Given seniors’ increased embrace of technology, incorporating such innovations will likely continue at facilities throughout the country.

Pocket neighborhoods

As nursing home companies continue to plan for the future, some of their ideas include designing more small-home models and other intimate forms of housing. One such concept is the pocket neighborhood, such as Sycamore Springs at Garden Spot Village in New Holland, Pennsylvania. Pocket neighborhoods consist of small prefabricated homes organized on a focused and centralized layout distinct from surrounding zones.

These separate “villages” provide a campus setting where nursing residents can socialize and share meals in small groups. If and when another epidemic emerges, a pocket neighborhood can isolate itself from the larger community when infection prevention is necessary. An urban high-rise can also adopt this model, with the ability to section off one floor instead of locking down the whole building during infection control.

Preventing industry overcorrections

While the factors above can potentially revitalize SNFs and help them prepare for future health crises, architect David Dillard has warned against radical changes that might lead to overcorrecting, thus downgrading nursing care. Dillard cautions designers against undoing what he calls the “healthy evolution” of nursing home life.

This concern addresses redesigning facilities so that they become unnecessarily “institutional.” For instance, constructing an SNF to facilitate in-room isolation should not overlook residents’ needs for continuing socialization and connectivity to the outer world. Creating quarantine-ready rooms with balconies that allow for spending time outside and talking with visitors at a distance might minimize the kind of “downgrading” against which Dillard cautions.

Whether preparing for the next global pandemic or the yearly flu season, SNFs are embracing new design concepts to meet the needs of current and future nursing residents. In the years following COVID-19, nursing homes might increasingly incorporate models like pocket neighborhoods to employ isolation without diminishing quality of life. The key will be to plan for future scenarios while simultaneously supporting quality care while minimizing disruptions.   

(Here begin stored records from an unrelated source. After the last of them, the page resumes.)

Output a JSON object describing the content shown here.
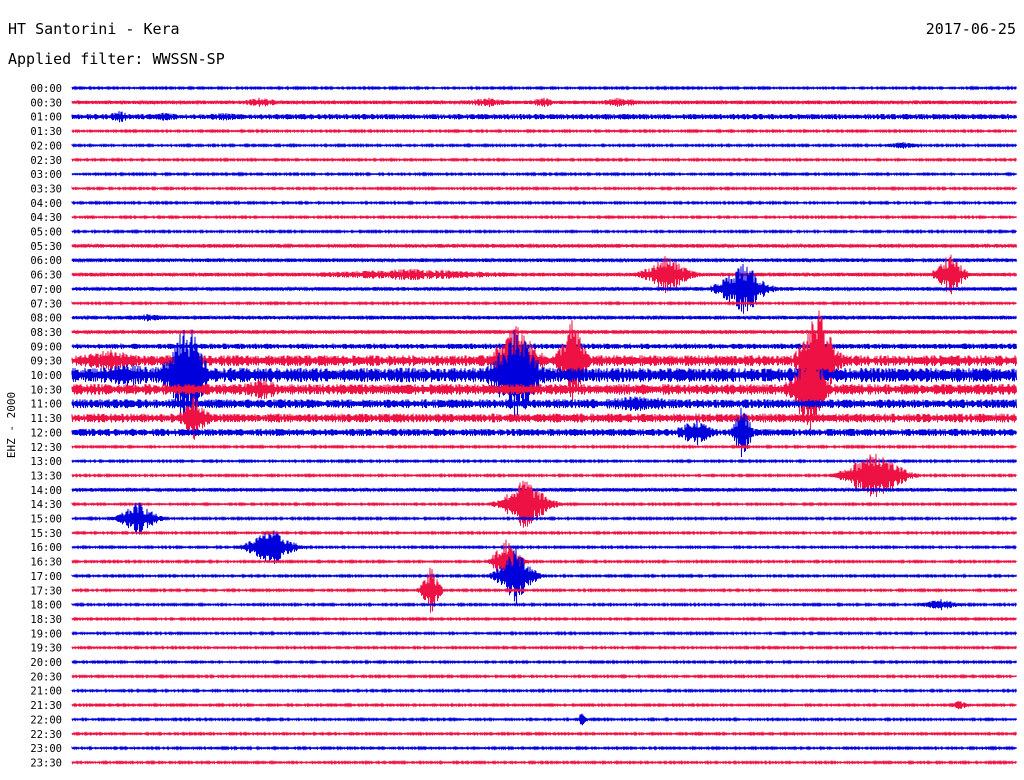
{
  "header": {
    "station": "HT Santorini - Kera",
    "filter": "Applied filter: WWSSN-SP",
    "date": "2017-06-25"
  },
  "chart_data": {
    "type": "line",
    "title": "HT Santorini - Kera",
    "subtitle": "Applied filter: WWSSN-SP",
    "date": "2017-06-25",
    "ylabel": "EHZ - 2000",
    "trace_colors": [
      "#0000dd",
      "#ee1144"
    ],
    "rows": [
      "00:00",
      "00:30",
      "01:00",
      "01:30",
      "02:00",
      "02:30",
      "03:00",
      "03:30",
      "04:00",
      "04:30",
      "05:00",
      "05:30",
      "06:00",
      "06:30",
      "07:00",
      "07:30",
      "08:00",
      "08:30",
      "09:00",
      "09:30",
      "10:00",
      "10:30",
      "11:00",
      "11:30",
      "12:00",
      "12:30",
      "13:00",
      "13:30",
      "14:00",
      "14:30",
      "15:00",
      "15:30",
      "16:00",
      "16:30",
      "17:00",
      "17:30",
      "18:00",
      "18:30",
      "19:00",
      "19:30",
      "20:00",
      "20:30",
      "21:00",
      "21:30",
      "22:00",
      "22:30",
      "23:00",
      "23:30"
    ],
    "background_amplitude": [
      1,
      2,
      3,
      1,
      1,
      1,
      1,
      1,
      1,
      1,
      1,
      2,
      2,
      2,
      2,
      1,
      2,
      2,
      3,
      6,
      8,
      6,
      5,
      5,
      4,
      1,
      1,
      1,
      2,
      1,
      1,
      1,
      1,
      1,
      1,
      1,
      1,
      1,
      1,
      1,
      1,
      1,
      1,
      1,
      1,
      1,
      1,
      1
    ],
    "bursts": [
      [
        1,
        0.2,
        0.05,
        5
      ],
      [
        1,
        0.44,
        0.06,
        5
      ],
      [
        1,
        0.5,
        0.04,
        5
      ],
      [
        1,
        0.58,
        0.06,
        5
      ],
      [
        2,
        0.05,
        0.04,
        6
      ],
      [
        2,
        0.1,
        0.05,
        5
      ],
      [
        2,
        0.16,
        0.08,
        4
      ],
      [
        4,
        0.88,
        0.04,
        4
      ],
      [
        13,
        0.36,
        0.25,
        6
      ],
      [
        13,
        0.63,
        0.05,
        20
      ],
      [
        13,
        0.93,
        0.03,
        25
      ],
      [
        14,
        0.71,
        0.05,
        28
      ],
      [
        14,
        0.72,
        0.03,
        20
      ],
      [
        16,
        0.08,
        0.06,
        4
      ],
      [
        19,
        0.04,
        0.09,
        12
      ],
      [
        19,
        0.47,
        0.05,
        40
      ],
      [
        19,
        0.53,
        0.03,
        45
      ],
      [
        19,
        0.79,
        0.04,
        55
      ],
      [
        20,
        0.06,
        0.15,
        12
      ],
      [
        20,
        0.12,
        0.04,
        70
      ],
      [
        20,
        0.47,
        0.05,
        55
      ],
      [
        21,
        0.2,
        0.06,
        12
      ],
      [
        21,
        0.78,
        0.04,
        45
      ],
      [
        22,
        0.6,
        0.15,
        8
      ],
      [
        23,
        0.13,
        0.03,
        25
      ],
      [
        24,
        0.66,
        0.04,
        16
      ],
      [
        24,
        0.71,
        0.02,
        30
      ],
      [
        27,
        0.85,
        0.06,
        30
      ],
      [
        29,
        0.48,
        0.05,
        28
      ],
      [
        30,
        0.07,
        0.04,
        18
      ],
      [
        32,
        0.21,
        0.05,
        20
      ],
      [
        33,
        0.46,
        0.03,
        25
      ],
      [
        34,
        0.47,
        0.04,
        30
      ],
      [
        35,
        0.38,
        0.02,
        25
      ],
      [
        36,
        0.92,
        0.04,
        6
      ],
      [
        43,
        0.94,
        0.02,
        5
      ],
      [
        44,
        0.54,
        0.01,
        8
      ]
    ]
  }
}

Melissa Powell is COO of The Allure Group, a network of six New York City-based skilled nursing facilities.